Wednesday, November 30, 2011


Lately I've been very aware of how frequently I have the TV on in the background, so I'm making a conscious effort to do so less often. I've also given in too much to the distractions of my ipod and the computer. I didn't expose Caleb to much music in his younger months and I've been turning the TV off in favor of listening to music instead.

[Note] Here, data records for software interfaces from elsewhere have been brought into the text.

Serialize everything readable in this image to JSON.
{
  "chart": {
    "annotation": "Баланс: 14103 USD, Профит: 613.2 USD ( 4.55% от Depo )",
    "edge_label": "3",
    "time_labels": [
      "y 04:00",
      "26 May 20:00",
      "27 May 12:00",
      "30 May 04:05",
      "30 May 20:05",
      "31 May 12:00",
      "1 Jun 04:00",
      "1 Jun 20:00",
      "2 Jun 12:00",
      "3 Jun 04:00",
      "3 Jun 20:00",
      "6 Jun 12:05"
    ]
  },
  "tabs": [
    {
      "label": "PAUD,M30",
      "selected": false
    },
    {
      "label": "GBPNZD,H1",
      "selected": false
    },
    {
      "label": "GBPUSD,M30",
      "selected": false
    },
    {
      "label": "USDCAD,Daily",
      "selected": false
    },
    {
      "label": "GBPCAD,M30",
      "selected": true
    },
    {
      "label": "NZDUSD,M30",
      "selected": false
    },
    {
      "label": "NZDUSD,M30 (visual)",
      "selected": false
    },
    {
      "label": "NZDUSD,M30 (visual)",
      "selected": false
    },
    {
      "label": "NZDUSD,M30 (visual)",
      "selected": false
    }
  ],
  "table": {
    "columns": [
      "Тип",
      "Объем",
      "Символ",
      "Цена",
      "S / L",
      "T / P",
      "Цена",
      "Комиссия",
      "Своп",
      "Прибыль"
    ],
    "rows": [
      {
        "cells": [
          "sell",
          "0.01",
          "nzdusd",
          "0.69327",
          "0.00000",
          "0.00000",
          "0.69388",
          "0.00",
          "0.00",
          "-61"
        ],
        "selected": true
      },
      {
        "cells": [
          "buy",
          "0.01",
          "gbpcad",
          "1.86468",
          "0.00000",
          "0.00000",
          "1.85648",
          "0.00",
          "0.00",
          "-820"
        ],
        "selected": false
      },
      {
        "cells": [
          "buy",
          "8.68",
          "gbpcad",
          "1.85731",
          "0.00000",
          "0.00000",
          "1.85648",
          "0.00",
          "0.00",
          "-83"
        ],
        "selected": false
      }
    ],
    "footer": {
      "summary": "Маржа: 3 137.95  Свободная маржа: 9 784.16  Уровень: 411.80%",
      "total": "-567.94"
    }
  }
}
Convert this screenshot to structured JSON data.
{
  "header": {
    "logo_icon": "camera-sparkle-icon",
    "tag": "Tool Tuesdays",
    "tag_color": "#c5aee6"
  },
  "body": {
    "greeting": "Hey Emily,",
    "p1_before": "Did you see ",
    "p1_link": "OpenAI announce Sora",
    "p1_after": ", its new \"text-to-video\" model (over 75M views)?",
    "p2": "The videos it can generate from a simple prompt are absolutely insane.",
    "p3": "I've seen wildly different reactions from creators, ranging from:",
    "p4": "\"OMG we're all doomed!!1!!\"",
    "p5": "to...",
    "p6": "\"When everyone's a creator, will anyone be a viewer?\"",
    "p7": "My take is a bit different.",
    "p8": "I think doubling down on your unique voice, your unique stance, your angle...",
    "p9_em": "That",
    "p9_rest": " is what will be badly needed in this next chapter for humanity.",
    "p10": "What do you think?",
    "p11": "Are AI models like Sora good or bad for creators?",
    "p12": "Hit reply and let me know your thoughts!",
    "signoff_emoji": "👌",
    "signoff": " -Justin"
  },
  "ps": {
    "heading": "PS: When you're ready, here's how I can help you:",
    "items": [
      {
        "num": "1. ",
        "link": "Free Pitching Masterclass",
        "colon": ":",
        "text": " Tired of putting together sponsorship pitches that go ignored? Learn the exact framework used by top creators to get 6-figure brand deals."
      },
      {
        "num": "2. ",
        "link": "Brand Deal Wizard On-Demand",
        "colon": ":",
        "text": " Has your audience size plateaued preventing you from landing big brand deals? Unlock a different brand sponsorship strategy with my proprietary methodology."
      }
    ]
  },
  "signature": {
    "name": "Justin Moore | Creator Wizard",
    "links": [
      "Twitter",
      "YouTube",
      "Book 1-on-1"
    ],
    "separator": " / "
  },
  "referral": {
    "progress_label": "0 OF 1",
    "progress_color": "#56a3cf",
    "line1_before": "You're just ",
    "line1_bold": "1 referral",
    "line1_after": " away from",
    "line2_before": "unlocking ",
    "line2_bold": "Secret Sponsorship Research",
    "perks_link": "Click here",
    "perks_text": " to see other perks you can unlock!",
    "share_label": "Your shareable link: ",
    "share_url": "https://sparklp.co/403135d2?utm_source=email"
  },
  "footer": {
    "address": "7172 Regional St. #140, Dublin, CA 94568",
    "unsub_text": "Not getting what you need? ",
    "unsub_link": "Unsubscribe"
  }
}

We've discovered in the past month or two that he really, really loves music and constantly asks for "more more kissee" (his way of saying music).

Yesterday, as Caleb and I sat together on the sofa while he ate his snack, it became quite evident to me that the TV has spent far too much time turned on, and Caleb has noticed it. He munched on his apple slices, staring thoughtfully at the dark inanimate screen, and began the following conversation:

"More more moomie?" (movie)
"No, no movie."
"More more seatball?" (football)
"No, no football."
"More more Bah?"
"No, no Bella."
"More more birds?"
"No, no birds."

[Note: Bella and birds are both apps on my ipod that he particularly enjoys. Bella is an interactive children's video and birds is Angry Birds.]

Shortly after, he predictably asked for "kissee" so I obliged. Our xbox connects wirelessly to our computer so we turn that on to access our music library and play it through the stereo downstairs. Caleb's connection to electronic visuals is so strong that he thinks music comes through the picture he sees on the TV, or the itunes window on the computer monitor. When we turn the TV off (sound goes through the receiver instead) or minimize the itunes window, he asks for music again because he thinks it goes away along with the picture. We're working on teaching him that music is the sound he hears, and it's still there even when the picture goes away.

I've decided to challenge myself to limit the use of electronics throughout the day. It's easy to use Caleb as an excuse to have the TV on or play games on my ipod, because he likes those things. But what he likes and what is best for him are not always one and the same.

Wednesday, November 9, 2011

Sewing Straight Lines

A few weeks ago I was making burp cloths for a friend. I often have trouble sewing perfectly straight lines. Even with that presser foot firmly on the fabric to keep it going straight, it somehow manages to stray here and there. In the midst of my frustration, I had a spiritual epiphany.

We are a human sewing project.

We struggle against the mechanism that's in place to guide us (the Holy Spirit). Sometimes we calmly and quietly stay in line as we're stitched together and made complete. Other times we fight the plan of what we're designed to be. Even with pins in place to prepare us, we try to go our own way.

There are two ways to look at this. The first is that we are flawed, imperfect, perhaps even outright ugly. We succumb to the pull of forces that would have us rebel against our purpose. Even if cosmetically we seem right, our internal strength and integrity might be questionable.

The way I prefer to see it is that these flaws are proof that we are handcrafted. We might make it difficult for our Creator to shape us - as demonstrated by our broken threads and jagged lines - but in the end, we are lovingly put together by a dedicated, unyielding Maker who sees past these flaws; He sees the final product. He loves us, He's proud of us, and He puts us to use despite our imperfections. Or, perhaps, because of them.

I don't want to be a difficult fabric to work with. I want to do exactly what my Creator asks of me. This won't always be the case because, like the fabric we use ourselves, sometimes we simply have a mind of our own. But that doesn't mean I can't strive to be cooperative and grateful to be worked on by the hands of such a skilled Craftsman.